Frederick's nickname GATTIN = Goth

Frederick II marked the height of the Hohenstaufen dynasty.

Frederick II is regarded as a great builder: Castel del Monte in Apulia, Tower gate at the Volturno river

Frederick II was not orthodox, he overthrew the pope.

He was married to ELISABETH of England, but had a lot of concubines and mistresses (see Solomon, Henry VIII).

Frederick II. had a special interest in jurisprudence (see Solomon, Justinian, Trajan, Hadrian).

His predilected son ENZIO dies in enemy captivity (see Hadrian's ANTINOUS).

Frederick II resettled foreign peoples (see Theoderic).

At the end of his life Frederick II became suspicious and executed his chancelor PETER of Vineis (see Theoderic: BOETHIUS, Hadrian, Henry VIII of England).

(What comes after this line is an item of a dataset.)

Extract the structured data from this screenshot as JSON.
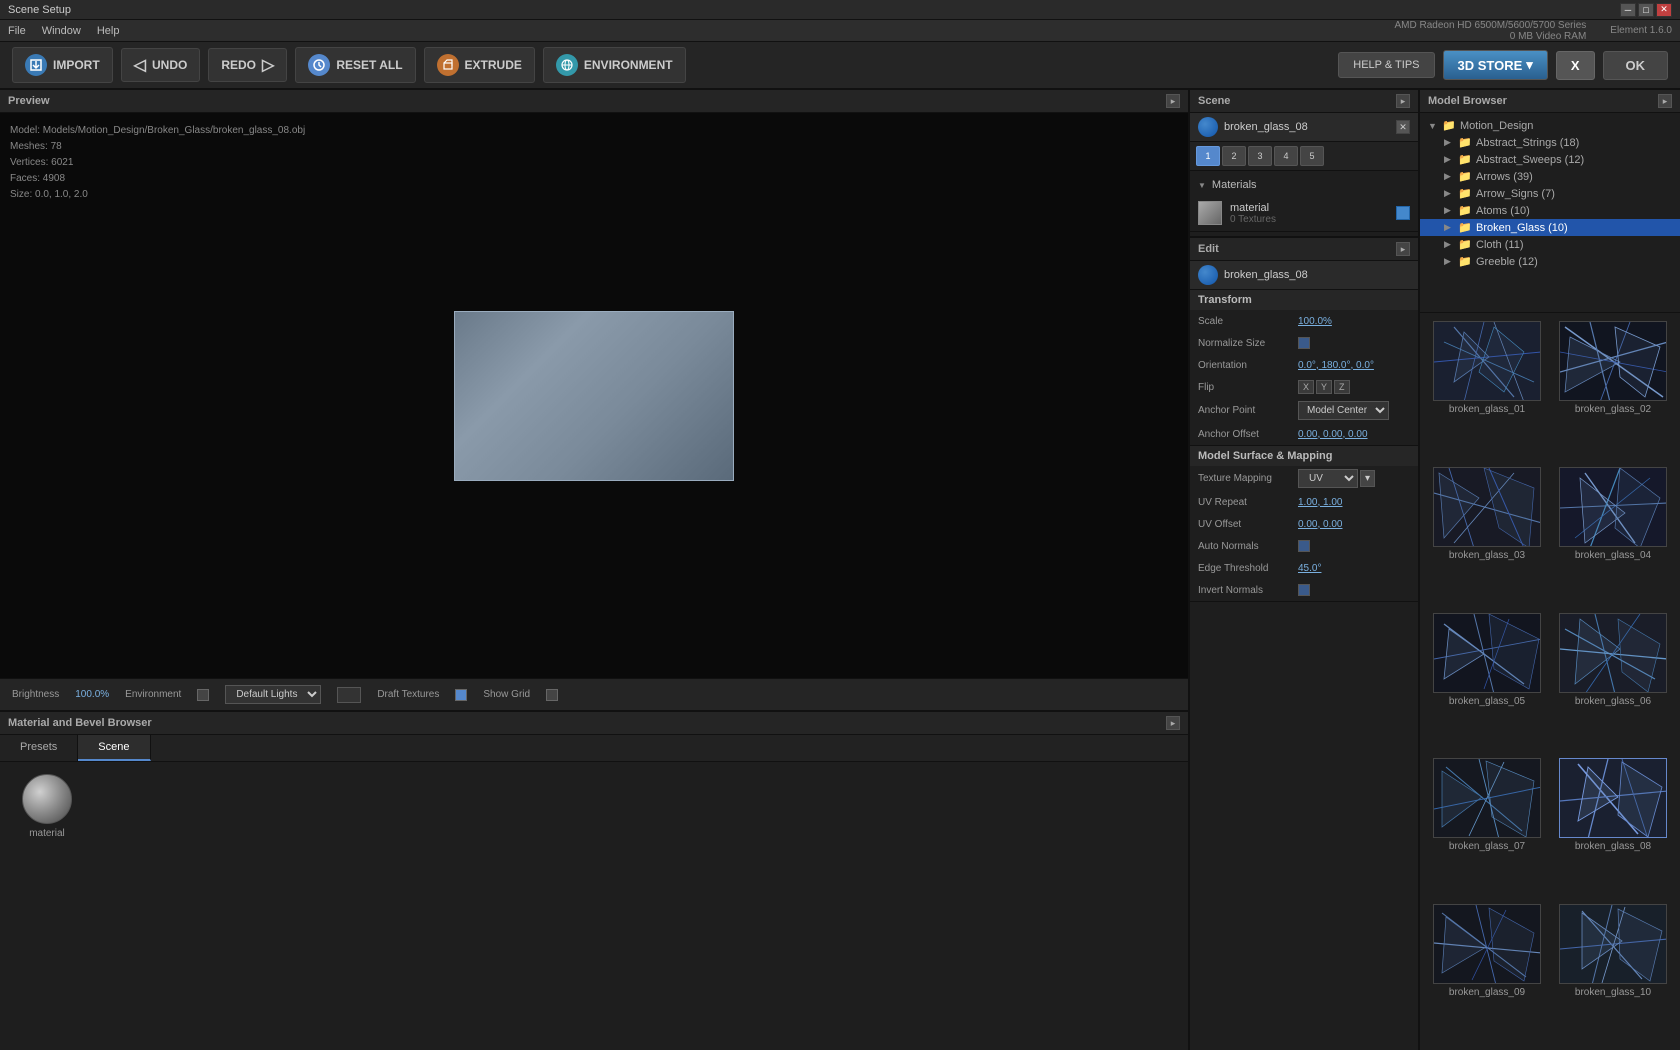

Frederick II dies a natural death.

Sudden fall of the Hohenstaufen dynasty in Italy.

Suleiman the Magnificent

SULEIMAN = SLM = SOLOMON

Duration of reign: 46 years, "1520 - 1566"

Under his rule the Ottoman Empire expanded to its greatest extent.

Suleiman paid special attention to law.

He had many concubines. His wife, Roxolane, was from abroad (see Solomon, Manasseh, Frederick II).

Great builder: Suleiman mosque in Constantinople.

His architect: Mimar Sinan

Suleiman's contemporary in Western Europe is Emperor Charles V.

There were sedition and uprisings at the end of his reign (see Solomon).

He dies a natural death.

Henry VIII of England

Duration of reign: 38 years ("1509 - 1547")

Greatest ruler of England.

Henry builds a lot of fortresses.

Henry was not orthodox, he breaks with Rome.

Henry had a tumultuous love life (see Solomon, Frederick II of Hohenstaufen).

Henry was suspicious; he executed his lord chancellor Thomas More (see Hadrian, Theoderic, Frederick II of Swabia).

His daughter's name was Elisabeth (see Solomon, Frederick II)

Henry dies a natural death.